But does this secular view of life make sense of what you and the rest of the world are going through?
Is our anxiety around the Coronavirus and all its effects merely a failure to face reality – namely, that this universe is a universe without justice or morality?
Is fear for your loved ones a failure to ‘grow up’ and realise that nature doesn’t care if you or your loved ones are taken out by the virus – any more than it cares about that antelope being eaten by a lion?
Wouldn’t a ‘rational’ response, then, (according to the secular worldview) be to accept the thousands of deaths coming our way as natural and normal ?
After all, ‘DNA neither knows nor cares. DNA just is’, right?
If, like many, you’re haunted by the sense that the Coronavirus is an intrusion into our lives; if watching the increasing numbers of sick piling up in makeshift hospitals across the world leaves you with a sense that our world is not right, then I would say, you’re rational. You’re not denying reality: you’re understanding something important about reality.
I suggest that your feeling of unease is an indication. Your sense that the world is broken is an indication that there’s more to reality than what the secular view of life allows.
The secular view of reality doesn’t make sense of this brokenness you’re feeling. It can’t give us a meaningful answer as to why we feel there’s something wrong about a naturally occurring virus destroying the lives of millions.
And yet, while the secular view of reality can’t make sense of your brokenness, the Bible can.
The Bible tells us that 2000 years ago, a man appeared on humanity’s doorstep announcing that He had come to fix our broken world.
This man declared that our rebellion against our Creator was the reason for the brokenness and evil we see around us. And this man – who we know as Jesus of Nazareth – came as the ultimate solution to this brokenness. He died on a Roman Cross to pay the penalty for our rebellion against our Creator, so that we could be reconciled to our Creator.
And this Jesus came back to life again as the Judge who will one day get rid of all evil and brokenness, and make all things new. One day, Jesus Christ will cleanse this world of all viruses, of all evil, and even of death.
If we accept Him for who He is – the ultimate King and Saviour of us all, then we too will live with Him in that new world.
And in the meantime, we’ll have enormous resources at our disposal to make sense of this world, and respond not with panic and fear, but with love and hope.

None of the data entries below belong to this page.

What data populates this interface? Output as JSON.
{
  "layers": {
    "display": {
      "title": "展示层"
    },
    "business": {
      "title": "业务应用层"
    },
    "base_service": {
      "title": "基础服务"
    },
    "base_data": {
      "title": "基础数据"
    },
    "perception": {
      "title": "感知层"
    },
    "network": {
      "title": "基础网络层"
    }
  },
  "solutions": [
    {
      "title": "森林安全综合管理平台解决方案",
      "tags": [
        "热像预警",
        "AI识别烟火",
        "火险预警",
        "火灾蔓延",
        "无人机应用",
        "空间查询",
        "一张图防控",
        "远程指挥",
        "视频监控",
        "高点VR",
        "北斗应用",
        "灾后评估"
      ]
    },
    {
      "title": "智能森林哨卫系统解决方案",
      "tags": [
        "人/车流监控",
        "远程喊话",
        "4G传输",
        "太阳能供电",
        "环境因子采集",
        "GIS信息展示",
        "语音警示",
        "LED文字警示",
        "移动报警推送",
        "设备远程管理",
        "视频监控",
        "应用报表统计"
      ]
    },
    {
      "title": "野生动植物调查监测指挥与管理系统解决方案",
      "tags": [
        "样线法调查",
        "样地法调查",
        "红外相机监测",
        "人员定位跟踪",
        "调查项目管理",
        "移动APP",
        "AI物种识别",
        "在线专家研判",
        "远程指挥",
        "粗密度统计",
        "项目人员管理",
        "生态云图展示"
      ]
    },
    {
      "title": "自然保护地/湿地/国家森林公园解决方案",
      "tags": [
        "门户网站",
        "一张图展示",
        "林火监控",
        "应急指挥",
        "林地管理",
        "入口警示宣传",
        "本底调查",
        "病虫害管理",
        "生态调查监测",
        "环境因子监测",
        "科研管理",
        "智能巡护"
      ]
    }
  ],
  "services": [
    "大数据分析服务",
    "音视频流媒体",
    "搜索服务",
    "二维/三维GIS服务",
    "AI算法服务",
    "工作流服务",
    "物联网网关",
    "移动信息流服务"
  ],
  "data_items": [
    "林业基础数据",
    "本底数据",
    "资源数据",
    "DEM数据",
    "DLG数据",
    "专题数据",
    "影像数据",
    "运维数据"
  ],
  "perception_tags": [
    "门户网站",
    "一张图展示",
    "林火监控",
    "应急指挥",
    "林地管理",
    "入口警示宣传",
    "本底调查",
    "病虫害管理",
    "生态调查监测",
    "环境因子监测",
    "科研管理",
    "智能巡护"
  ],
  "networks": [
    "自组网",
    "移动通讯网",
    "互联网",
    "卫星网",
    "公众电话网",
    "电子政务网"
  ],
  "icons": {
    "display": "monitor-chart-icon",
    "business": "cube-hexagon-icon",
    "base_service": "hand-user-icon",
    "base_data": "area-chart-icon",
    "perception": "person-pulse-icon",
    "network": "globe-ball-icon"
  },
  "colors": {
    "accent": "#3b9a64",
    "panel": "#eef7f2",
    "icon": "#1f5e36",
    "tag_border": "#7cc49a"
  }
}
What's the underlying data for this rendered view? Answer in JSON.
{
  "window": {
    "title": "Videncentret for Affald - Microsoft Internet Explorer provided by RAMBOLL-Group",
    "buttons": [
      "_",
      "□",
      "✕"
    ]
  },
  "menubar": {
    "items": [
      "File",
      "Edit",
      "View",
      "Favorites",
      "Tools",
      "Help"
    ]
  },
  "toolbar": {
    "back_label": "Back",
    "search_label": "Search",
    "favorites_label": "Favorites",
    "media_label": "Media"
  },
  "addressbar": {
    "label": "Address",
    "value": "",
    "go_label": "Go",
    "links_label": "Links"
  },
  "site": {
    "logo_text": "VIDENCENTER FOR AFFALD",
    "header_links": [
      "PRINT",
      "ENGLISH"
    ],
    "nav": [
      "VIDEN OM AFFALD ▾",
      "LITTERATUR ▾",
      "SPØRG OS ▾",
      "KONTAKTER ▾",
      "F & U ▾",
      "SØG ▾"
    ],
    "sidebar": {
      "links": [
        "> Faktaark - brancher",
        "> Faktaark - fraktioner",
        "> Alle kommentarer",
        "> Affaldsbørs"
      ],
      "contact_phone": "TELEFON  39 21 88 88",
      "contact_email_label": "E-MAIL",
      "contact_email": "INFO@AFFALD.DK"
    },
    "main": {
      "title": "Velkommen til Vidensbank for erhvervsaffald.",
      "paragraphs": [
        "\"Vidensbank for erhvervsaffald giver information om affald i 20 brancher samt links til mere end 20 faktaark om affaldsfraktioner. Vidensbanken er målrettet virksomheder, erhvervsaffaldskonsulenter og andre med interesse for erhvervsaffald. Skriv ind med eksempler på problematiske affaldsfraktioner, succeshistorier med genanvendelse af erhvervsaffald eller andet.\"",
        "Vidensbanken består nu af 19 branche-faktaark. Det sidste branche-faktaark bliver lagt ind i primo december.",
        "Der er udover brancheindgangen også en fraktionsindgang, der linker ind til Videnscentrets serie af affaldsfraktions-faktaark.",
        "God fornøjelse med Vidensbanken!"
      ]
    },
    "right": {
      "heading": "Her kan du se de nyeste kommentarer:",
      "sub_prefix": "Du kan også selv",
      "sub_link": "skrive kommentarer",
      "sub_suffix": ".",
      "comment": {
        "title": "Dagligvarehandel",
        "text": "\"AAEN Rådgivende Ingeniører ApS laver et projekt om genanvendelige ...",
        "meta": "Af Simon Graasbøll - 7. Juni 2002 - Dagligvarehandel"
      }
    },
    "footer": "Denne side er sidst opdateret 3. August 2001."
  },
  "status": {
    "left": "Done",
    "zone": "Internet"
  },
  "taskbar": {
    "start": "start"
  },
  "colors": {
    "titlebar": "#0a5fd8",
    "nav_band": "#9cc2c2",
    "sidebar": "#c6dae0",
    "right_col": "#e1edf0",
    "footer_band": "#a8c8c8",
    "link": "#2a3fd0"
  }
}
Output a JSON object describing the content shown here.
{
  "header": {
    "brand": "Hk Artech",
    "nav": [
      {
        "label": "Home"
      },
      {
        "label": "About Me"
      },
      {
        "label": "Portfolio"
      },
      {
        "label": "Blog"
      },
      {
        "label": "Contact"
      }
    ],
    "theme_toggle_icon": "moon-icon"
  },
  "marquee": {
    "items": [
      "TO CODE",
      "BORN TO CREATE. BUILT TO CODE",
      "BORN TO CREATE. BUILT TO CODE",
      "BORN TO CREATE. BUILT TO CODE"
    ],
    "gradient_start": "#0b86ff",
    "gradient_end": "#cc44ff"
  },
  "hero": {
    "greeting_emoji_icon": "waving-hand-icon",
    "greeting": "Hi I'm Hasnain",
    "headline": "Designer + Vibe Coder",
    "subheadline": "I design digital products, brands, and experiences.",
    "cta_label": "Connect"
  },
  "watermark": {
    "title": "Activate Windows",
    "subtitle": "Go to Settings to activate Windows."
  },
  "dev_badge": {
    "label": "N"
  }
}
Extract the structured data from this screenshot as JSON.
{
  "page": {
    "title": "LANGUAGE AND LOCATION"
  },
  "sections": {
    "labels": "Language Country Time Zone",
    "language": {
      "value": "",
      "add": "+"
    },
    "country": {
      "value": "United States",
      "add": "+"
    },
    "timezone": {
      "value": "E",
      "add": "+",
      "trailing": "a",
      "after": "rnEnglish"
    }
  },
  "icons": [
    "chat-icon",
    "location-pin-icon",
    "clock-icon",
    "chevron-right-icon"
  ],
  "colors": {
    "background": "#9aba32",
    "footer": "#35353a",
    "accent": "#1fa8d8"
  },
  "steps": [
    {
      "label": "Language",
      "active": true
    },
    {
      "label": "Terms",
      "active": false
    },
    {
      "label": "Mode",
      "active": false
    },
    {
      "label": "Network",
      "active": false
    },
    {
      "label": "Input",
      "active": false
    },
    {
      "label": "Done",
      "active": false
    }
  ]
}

Dear Australia, your intuition that something is wrong with the world is spot on: the world is very broken. But the solution – the ultimate solution, Jesus Christ, has come.
Will you join Him?
(If you wish to check out the central claims of the Bible for yourself, click Here).
 Richard Dawkins, A River Out Of Eden: A Darwinian View of Life (Basic Books, 2008).